Bankruptcy is generally a messy affair. Whether the assets are minimal or massive, the dissolution of a household or a company, the disbursement of the assets, and the intrusive nature of the process take an emotional toll on the principals involved. Creditors, secured and unsecured, often must swallow losses and lose business or income. In other words, a bankruptcy of any size is no walk in the park.
The issue of insolvency becomes more complicated when one considers that local governments and some states are faced with the reality that their obligations are much larger than are their incomes. Under our federal system the states are sovereign although the limits and definition of their preeminence have been blurring for the past century. Increasingly, states have acted as if they were compliant extensions of the national monolith rather than independent entities that created and control the federal government. As a result of the States’ willing complicity in the geometric growth of the federal government, they, too, have found themselves in dire fiscal straits as federal mandates placed huge burdens on state budgets. A sad irony is that as the federal spending has increased to unsustainable levels, states’ shares of the mandated services have increased also, thus placing all strata of government in “upside down” positions. Broke, more broke and most broke…..busted.
At first blush, bankruptcy for those states who are unable to meet current obligations and whose future underfunded contractual requirements cannot be fulfilled, seems to be a viable remedy. Clean, clear and final. Old debt and future contracts would be vaporized and allow the state to begin anew. Perhaps. Using Ohio as an example (because I live here), the U.S. Bankruptcy Courts are organized to coincide with U.S. District Courts which means that there are two in Ohio. The Northern jurisdiction and the Southern one could both be involved in a state bankruptcy proceeding although the state capitol, Columbus, is in the Southern District. The primary constitutional issue is should a sovereign state willingly submit to the authority of a federal judicial panel that represents a portion of the state? Maybe, a special court could be convened that would merge the two districts within Ohio, but that would require special legislative treatment.
There are additional roadblocks and speed bumps associated with potential bankruptcy for a state of the federal union.

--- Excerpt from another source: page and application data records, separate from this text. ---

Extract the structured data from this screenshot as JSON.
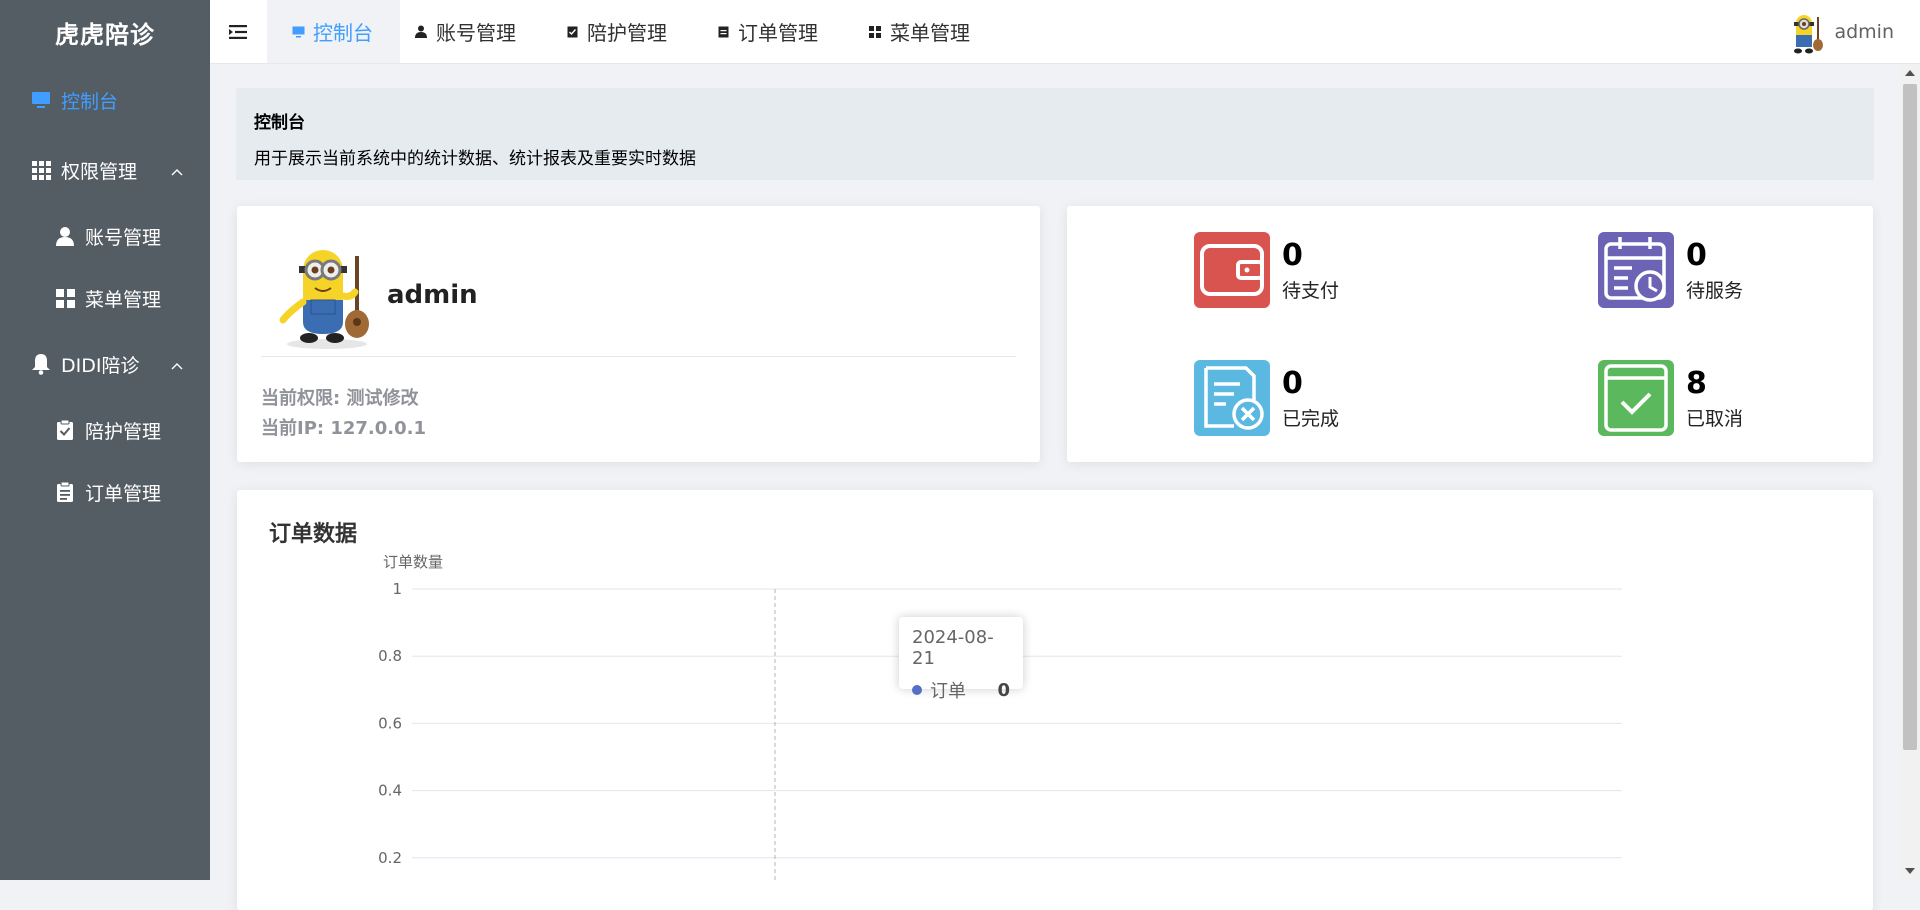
{
  "sidebar": {
    "brand": "虎虎陪诊",
    "items": [
      {
        "label": "控制台",
        "icon": "monitor-icon",
        "active": true
      },
      {
        "label": "权限管理",
        "icon": "grid-icon",
        "expanded": true
      },
      {
        "label": "账号管理",
        "icon": "user-icon"
      },
      {
        "label": "菜单管理",
        "icon": "menu-blocks-icon"
      },
      {
        "label": "DIDI陪诊",
        "icon": "bell-icon",
        "expanded": true
      },
      {
        "label": "陪护管理",
        "icon": "clipboard-check-icon"
      },
      {
        "label": "订单管理",
        "icon": "document-icon"
      }
    ]
  },
  "topbar": {
    "tabs": [
      {
        "label": "控制台",
        "icon": "monitor-icon",
        "active": true
      },
      {
        "label": "账号管理",
        "icon": "user-icon"
      },
      {
        "label": "陪护管理",
        "icon": "clipboard-check-icon"
      },
      {
        "label": "订单管理",
        "icon": "document-icon"
      },
      {
        "label": "菜单管理",
        "icon": "menu-blocks-icon"
      }
    ],
    "username": "admin"
  },
  "page_header": {
    "title": "控制台",
    "description": "用于展示当前系统中的统计数据、统计报表及重要实时数据"
  },
  "user_card": {
    "name": "admin",
    "role_line": "当前权限: 测试修改",
    "ip_line": "当前IP: 127.0.0.1"
  },
  "stats": [
    {
      "value": "0",
      "label": "待支付",
      "color": "#d9534f",
      "icon": "wallet-icon"
    },
    {
      "value": "0",
      "label": "待服务",
      "color": "#6c63b5",
      "icon": "calendar-clock-icon"
    },
    {
      "value": "0",
      "label": "已完成",
      "color": "#5bb8e0",
      "icon": "document-cancel-icon"
    },
    {
      "value": "8",
      "label": "已取消",
      "color": "#5cb85c",
      "icon": "check-square-icon"
    }
  ],
  "order_chart": {
    "title": "订单数据",
    "tooltip": {
      "date": "2024-08-21",
      "series": "订单",
      "value": "0"
    }
  },
  "chart_data": {
    "type": "line",
    "ylabel": "订单数量",
    "ylim": [
      0,
      1
    ],
    "y_ticks": [
      "1",
      "0.8",
      "0.6",
      "0.4",
      "0.2"
    ],
    "x": [
      "2024-08-21"
    ],
    "series": [
      {
        "name": "订单",
        "values": [
          0
        ],
        "color": "#5470c6"
      }
    ],
    "grid": true
  },
  "colors": {
    "sidebar_bg": "#545c64",
    "accent": "#409eff",
    "page_bg": "#f0f2f5"
  }
}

The three most common forms of bankruptcy, Chapters 7, 11 and 13, have glaring weaknesses for the administration of a sovereign state’s insolvency. It seems reasonable that a new chapter designed specifically for sovereign states would be necessary in order to preserve the political and sovereign integrity of the state after the proceeding had been finalized. Using our Ohio example if the current laws were extended to the states, then it’s quite possible for the assets of the state to be sold to satisfy the un-or underfunded liabilities. Horror of horrors! Can you imagine that the state of Michigan would have the highest bid for The Ohio State University? Clearly this hypothesis is ludicrous …on several levels. Michigan has no money, and it’s impossible to imagine a state having a dissolution auction, but certainly there are some assets that a state or a trustee may sell to protect the contract principals, the bond holders and the unpaid vendors. As a sovereign state, who decides which assets can or must be sold? The court or the Legislature, or, of course, another freaking Blue Ribbon Commission made up of former politicians and CEO’s. The conundrum continually grows in complexity.
Today we have briefly examined the jurisdictional issues, but the pitfalls go beyond the separation of powers and the 9th and 10th Amendments. Sadly, there is more to come, but if the assets of Ohio go on the auction block, I want the Capitol and the Ohio Department of Agriculture Complex in Reynoldsburg.